[Page and application data records]

= = = = =

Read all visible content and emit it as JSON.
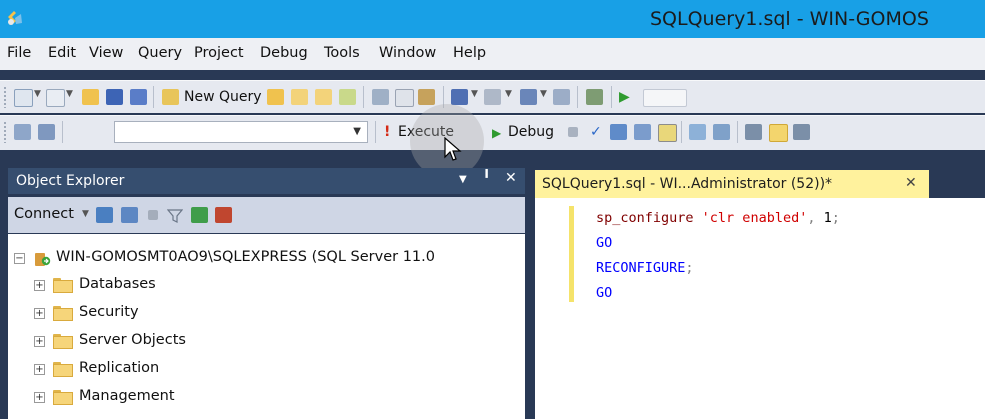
{
  "window": {
    "title": "SQLQuery1.sql - WIN-GOMOS"
  },
  "menu": [
    "File",
    "Edit",
    "View",
    "Query",
    "Project",
    "Debug",
    "Tools",
    "Window",
    "Help"
  ],
  "toolbar1": {
    "new_query_label": "New Query"
  },
  "toolbar2": {
    "database_value": "",
    "execute_label": "Execute",
    "debug_label": "Debug"
  },
  "object_explorer": {
    "title": "Object Explorer",
    "pin_glyph": "╹",
    "close_glyph": "✕",
    "connect_label": "Connect",
    "server_node": "WIN-GOMOSMT0AO9\\SQLEXPRESS (SQL Server 11.0",
    "folders": [
      "Databases",
      "Security",
      "Server Objects",
      "Replication",
      "Management"
    ]
  },
  "editor": {
    "tab_label": "SQLQuery1.sql - WI...Administrator (52))*",
    "close_glyph": "✕",
    "lines": [
      {
        "parts": [
          {
            "text": "sp_configure ",
            "color": "#800000"
          },
          {
            "text": "'clr enabled'",
            "color": "#D00000"
          },
          {
            "text": ", ",
            "color": "#808080"
          },
          {
            "text": "1",
            "color": "#000000"
          },
          {
            "text": ";",
            "color": "#808080"
          }
        ]
      },
      {
        "parts": [
          {
            "text": "GO",
            "color": "#0000FF"
          }
        ]
      },
      {
        "parts": [
          {
            "text": "RECONFIGURE",
            "color": "#0000FF"
          },
          {
            "text": ";",
            "color": "#808080"
          }
        ]
      },
      {
        "parts": [
          {
            "text": "GO",
            "color": "#0000FF"
          }
        ]
      }
    ]
  },
  "colors": {
    "titlebar": "#18A0E6",
    "chrome": "#293955",
    "active_tab": "#FFF29D",
    "change_marker": "#F5E36B"
  }
}
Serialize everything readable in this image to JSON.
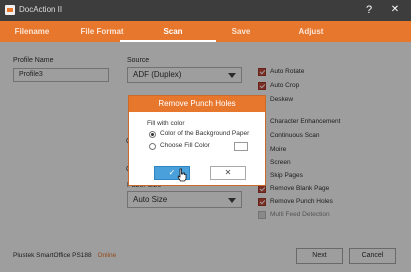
{
  "window": {
    "title": "DocAction II",
    "help_label": "?",
    "close_label": "✕"
  },
  "tabs": [
    {
      "label": "Filename"
    },
    {
      "label": "File Format"
    },
    {
      "label": "Scan"
    },
    {
      "label": "Save"
    },
    {
      "label": "Adjust"
    }
  ],
  "form": {
    "profile_name_label": "Profile Name",
    "profile_name_value": "Profile3",
    "source_label": "Source",
    "source_value": "ADF (Duplex)",
    "hidden_label_c1": "C",
    "hidden_label_c2": "C",
    "paper_size_label_partial": "Paper Size",
    "paper_size_value": "Auto Size"
  },
  "options": [
    {
      "label": "Auto Rotate",
      "checked": true,
      "disabled": false
    },
    {
      "label": "Auto Crop",
      "checked": true,
      "disabled": false
    },
    {
      "label": "Deskew",
      "checked": false,
      "disabled": false
    },
    {
      "label": "Character Enhancement",
      "checked": false,
      "disabled": false
    },
    {
      "label": "Continuous Scan",
      "checked": false,
      "disabled": false
    },
    {
      "label": "Moire",
      "checked": false,
      "disabled": false
    },
    {
      "label": "Screen",
      "checked": false,
      "disabled": false
    },
    {
      "label": "Skip Pages",
      "checked": false,
      "disabled": false
    },
    {
      "label": "Remove Blank Page",
      "checked": true,
      "disabled": false
    },
    {
      "label": "Remove Punch Holes",
      "checked": true,
      "disabled": false
    },
    {
      "label": "Multi Feed Detection",
      "checked": false,
      "disabled": true
    }
  ],
  "footer": {
    "device_name": "Plustek SmartOffice PS188",
    "device_status": "Online",
    "next_label": "Next",
    "cancel_label": "Cancel"
  },
  "dialog": {
    "title": "Remove Punch Holes",
    "group_label": "Fill with color",
    "option_background": "Color of the Background Paper",
    "option_fill": "Choose Fill Color",
    "ok_icon": "checkmark-icon",
    "cancel_icon": "close-icon",
    "ok_symbol": "✓",
    "cancel_symbol": "✕",
    "selected_option": "Color of the Background Paper"
  },
  "colors": {
    "accent": "#e8772e",
    "titlebar": "#3d3d3d",
    "checkbox": "#c84a3a",
    "ok_button": "#4aa0db"
  }
}
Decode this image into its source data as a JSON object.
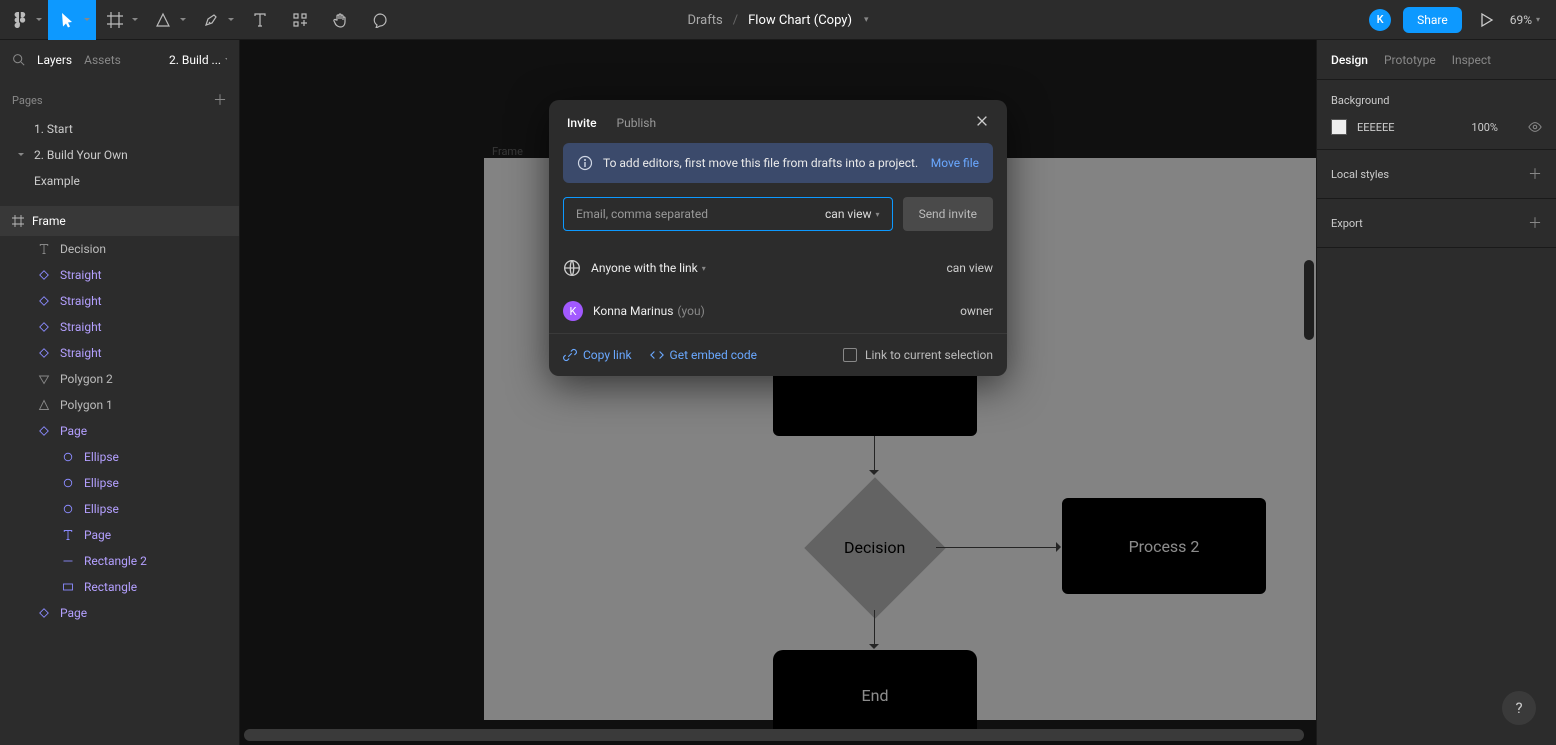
{
  "toolbar": {
    "file_location": "Drafts",
    "file_name": "Flow Chart (Copy)",
    "avatar_initial": "K",
    "share_label": "Share",
    "zoom": "69%"
  },
  "left_panel": {
    "tabs": {
      "layers": "Layers",
      "assets": "Assets"
    },
    "current_page_short": "2. Build ...",
    "pages_header": "Pages",
    "pages": [
      {
        "name": "1. Start",
        "has_caret": false
      },
      {
        "name": "2. Build Your Own",
        "has_caret": true
      },
      {
        "name": "Example",
        "has_caret": false
      }
    ],
    "frame_label": "Frame",
    "layers": [
      {
        "name": "Decision",
        "icon": "text",
        "depth": 0,
        "purple": false
      },
      {
        "name": "Straight",
        "icon": "diamond",
        "depth": 0,
        "purple": true
      },
      {
        "name": "Straight",
        "icon": "diamond",
        "depth": 0,
        "purple": true
      },
      {
        "name": "Straight",
        "icon": "diamond",
        "depth": 0,
        "purple": true
      },
      {
        "name": "Straight",
        "icon": "diamond",
        "depth": 0,
        "purple": true
      },
      {
        "name": "Polygon 2",
        "icon": "triangle-down",
        "depth": 0,
        "purple": false
      },
      {
        "name": "Polygon 1",
        "icon": "triangle-up",
        "depth": 0,
        "purple": false
      },
      {
        "name": "Page",
        "icon": "diamond",
        "depth": 0,
        "purple": true
      },
      {
        "name": "Ellipse",
        "icon": "circle",
        "depth": 1,
        "purple": true
      },
      {
        "name": "Ellipse",
        "icon": "circle",
        "depth": 1,
        "purple": true
      },
      {
        "name": "Ellipse",
        "icon": "circle",
        "depth": 1,
        "purple": true
      },
      {
        "name": "Page",
        "icon": "text",
        "depth": 1,
        "purple": true
      },
      {
        "name": "Rectangle 2",
        "icon": "line",
        "depth": 1,
        "purple": true
      },
      {
        "name": "Rectangle",
        "icon": "rect",
        "depth": 1,
        "purple": true
      },
      {
        "name": "Page",
        "icon": "diamond",
        "depth": 0,
        "purple": true
      }
    ]
  },
  "canvas": {
    "frame_label": "Frame",
    "nodes": {
      "decision": "Decision",
      "process2": "Process 2",
      "end": "End"
    }
  },
  "right_panel": {
    "tabs": {
      "design": "Design",
      "prototype": "Prototype",
      "inspect": "Inspect"
    },
    "background_label": "Background",
    "background_hex": "EEEEEE",
    "background_opacity": "100%",
    "local_styles_label": "Local styles",
    "export_label": "Export"
  },
  "modal": {
    "tabs": {
      "invite": "Invite",
      "publish": "Publish"
    },
    "banner_text": "To add editors, first move this file from drafts into a project.",
    "banner_action": "Move file",
    "email_placeholder": "Email, comma separated",
    "permission": "can view",
    "send_label": "Send invite",
    "anyone_label": "Anyone with the link",
    "anyone_role": "can view",
    "user_name": "Konna Marinus",
    "user_you": "(you)",
    "user_initial": "K",
    "user_role": "owner",
    "copy_link": "Copy link",
    "embed": "Get embed code",
    "link_selection": "Link to current selection"
  },
  "help_label": "?"
}
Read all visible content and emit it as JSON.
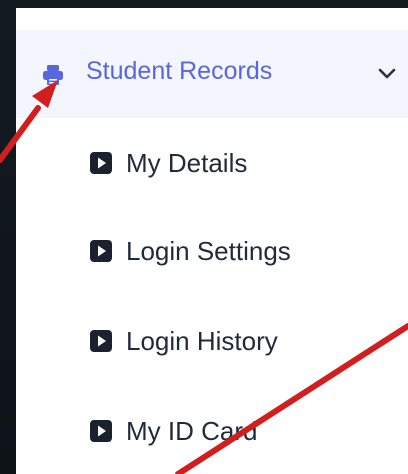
{
  "menu": {
    "header": {
      "label": "Student Records",
      "icon": "printer-icon",
      "expanded": true,
      "accent_color": "#5a66dd",
      "background_color": "#f3f5ff"
    },
    "items": [
      {
        "label": "My Details",
        "icon": "play-square-icon"
      },
      {
        "label": "Login Settings",
        "icon": "play-square-icon"
      },
      {
        "label": "Login History",
        "icon": "play-square-icon"
      },
      {
        "label": "My ID Card",
        "icon": "play-square-icon"
      }
    ]
  },
  "annotations": {
    "arrow_color": "#d11f1f"
  }
}
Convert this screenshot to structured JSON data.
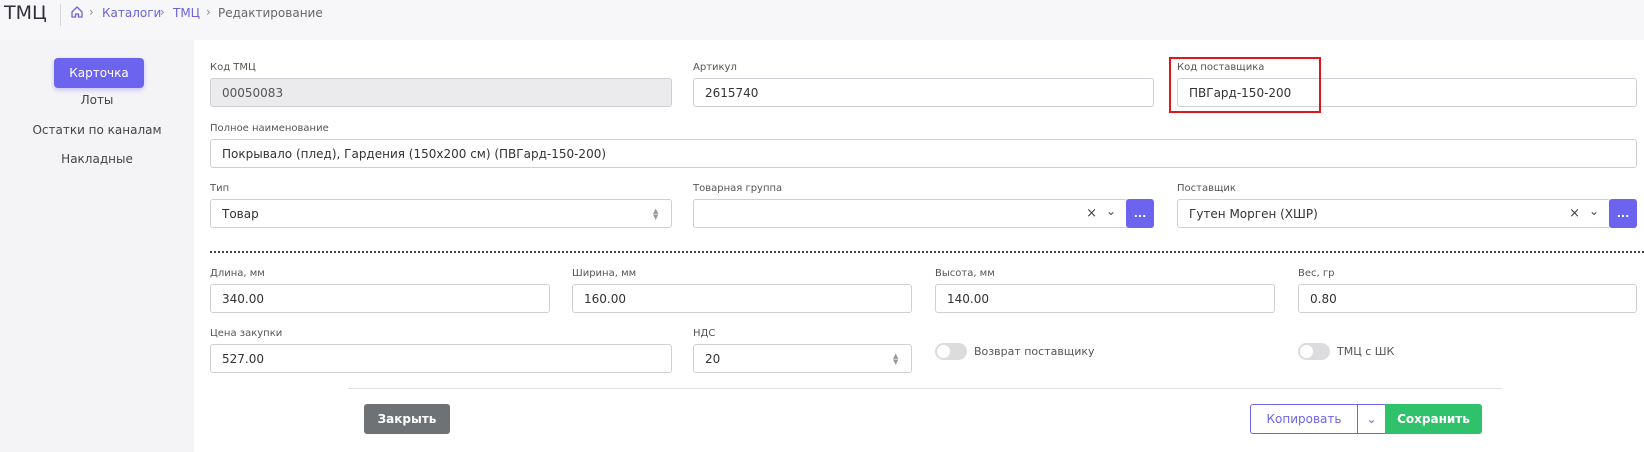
{
  "header": {
    "title": "ТМЦ",
    "breadcrumbs": [
      {
        "label": "Каталоги"
      },
      {
        "label": "ТМЦ"
      },
      {
        "label": "Редактирование"
      }
    ]
  },
  "sidebar": {
    "items": [
      {
        "label": "Карточка",
        "active": true
      },
      {
        "label": "Лоты"
      },
      {
        "label": "Остатки по каналам"
      },
      {
        "label": "Накладные"
      }
    ]
  },
  "form": {
    "code": {
      "label": "Код ТМЦ",
      "value": "00050083"
    },
    "article": {
      "label": "Артикул",
      "value": "2615740"
    },
    "supplier_code": {
      "label": "Код поставщика",
      "value": "ПВГард-150-200"
    },
    "full_name": {
      "label": "Полное наименование",
      "value": "Покрывало (плед), Гардения (150х200 см) (ПВГард-150-200)"
    },
    "type": {
      "label": "Тип",
      "value": "Товар"
    },
    "product_group": {
      "label": "Товарная группа",
      "value": ""
    },
    "supplier": {
      "label": "Поставщик",
      "value": "Гутен Морген (ХШР)"
    },
    "length": {
      "label": "Длина, мм",
      "value": "340.00"
    },
    "width": {
      "label": "Ширина, мм",
      "value": "160.00"
    },
    "height": {
      "label": "Высота, мм",
      "value": "140.00"
    },
    "weight": {
      "label": "Вес, гр",
      "value": "0.80"
    },
    "purchase_price": {
      "label": "Цена закупки",
      "value": "527.00"
    },
    "vat": {
      "label": "НДС",
      "value": "20"
    },
    "return_to_supplier": {
      "label": "Возврат поставщику",
      "on": false
    },
    "with_barcode": {
      "label": "ТМЦ с ШК",
      "on": false
    },
    "more_label": "..."
  },
  "actions": {
    "close": "Закрыть",
    "copy": "Копировать",
    "save": "Сохранить"
  },
  "colors": {
    "accent": "#6c63ef",
    "save": "#2fc26b",
    "close": "#6f7275",
    "highlight": "#e0161c"
  }
}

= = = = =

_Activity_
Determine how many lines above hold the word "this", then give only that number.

_Exercise output_
4